In just a few days of vacationing in San Diego, it quickly became one of our favorite places to travel in the United States. Beaches, brisk morning walks, great hiking, and museums. There’s so much to love about the city. During our stay we also hit up as many of the national parks near San Diego as we could.
Our list of National Parks Near San Diego ranks as one of the top posts of 2019. In it, we share the list we used to research the NPS units we could cross off our #parkchasing bucket list while we were in California.
Not only is this one of our personal favorite blog posts of the year, frankly it’s one of our favorite memories EVER in a national park. We think sunrise in Acadia should be on everyone’s travel bucket list.
As soon as we planned our Acadia itinerary, we started looking for spots to start the day with a sunrise. Today we’re sharing some of the most popular (and secret spots!) we found while researching where to watch the sunrise in Acadia National Park. Here are our other Acadia National Park posts from 2019:
- 25 National Parks Like Acadia
- Hiking in Acadia National Park: The Ocean Path Trail
- Hiking Acadia National Park: The Jordan Pond Path
- Camping in Acadia National Park: The Blackwoods Campground
One of the first things we purchased when we started #parkchasing was a national park passport book. Found in almost every bookstore in the NPS, our passport books has become one of the most treasured objects we own.
In 2019 we shared our complete guide to how to choose the best national park passport for every national park adventure. We wanted everyone to have the perfect way to document the parks they visit in 2019 and for years to come.

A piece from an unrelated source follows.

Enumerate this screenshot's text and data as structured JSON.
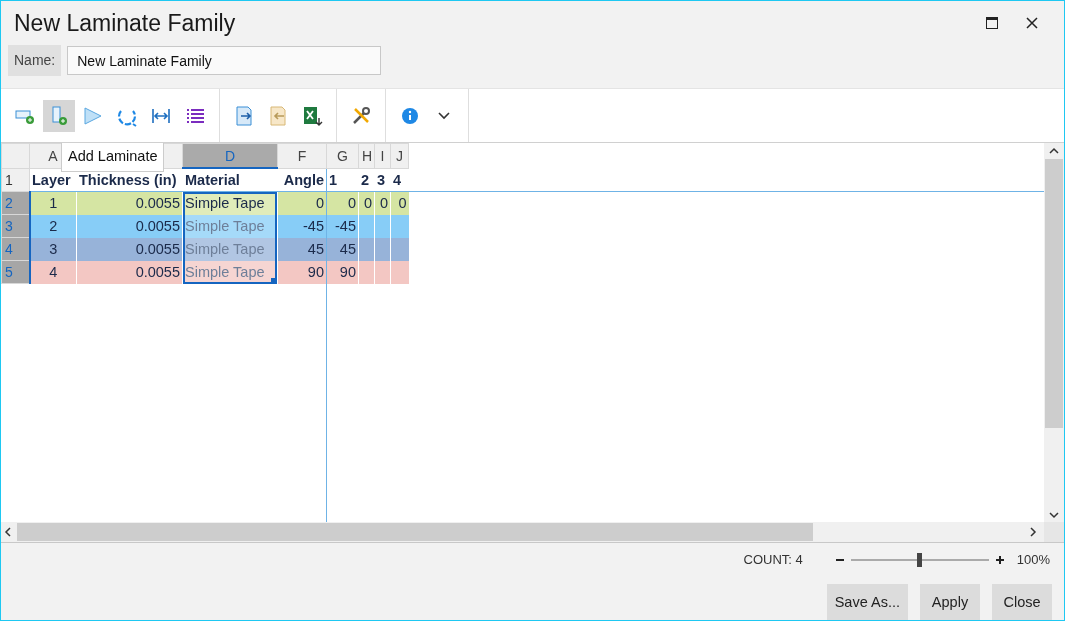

One of our personal goals for 2019 was to spend less time dwelling on the 24-hour news cycle, and more time with the amazing and exciting content that other National Park lovers create. There are so many blogs, Instagrams, and podcasts dedicated to the national parks now. We love being inspired by other’s trips and would much rather read about cool travel plans than government shutdowns or trade wars.
Podcasts became a big part of our longer road trips and when we logged time in the airport or at the gym this year. We continue to turn on an episode while making dinner or when we’re done being in front of a screen for the day. Our list of national park podcasts quickly become one of our most popular posts of the year. We’re looking forward to posting an updated list in January 2020!
One of the reasons we have loved our vacations in Glacier National Park was the park’s incredible wildlife. The amazing network of hiking trails means that up-close encounters with the wildlife in Glacier National Park are frequent if you know the right places to be in the park.
Along with our Glacier National Park Trip Planning Toolkit, one of our top posts of 2019 was this guide to the best wildlife watching in the park.
Chicago may not be as famous as a national park destination as Yellowstone or New York City, but there’s plenty of #parkchasing options near the Windy City. Our guide to the National Parks Near Chicago was our first to include a custom Google Map that links to directions to each national park unit.
It was the top post of 2019 for many weeks and continues to rank high among first-time visitors to our site.
It’s funny to us that our most popular blog post of 2019 was about the least popular national parks. There’s something intriguing about the most remote, wildest places in the National Park Service. When the list comes out, we’re always excited to see how many people took on the challenge to travel to the farthest corners of our country to enjoy a place where few others venture.
Watch out for our updated list of the least visited national parks of this year. We’ll post it in early 2020 as soon as the National Park Service statistics are published.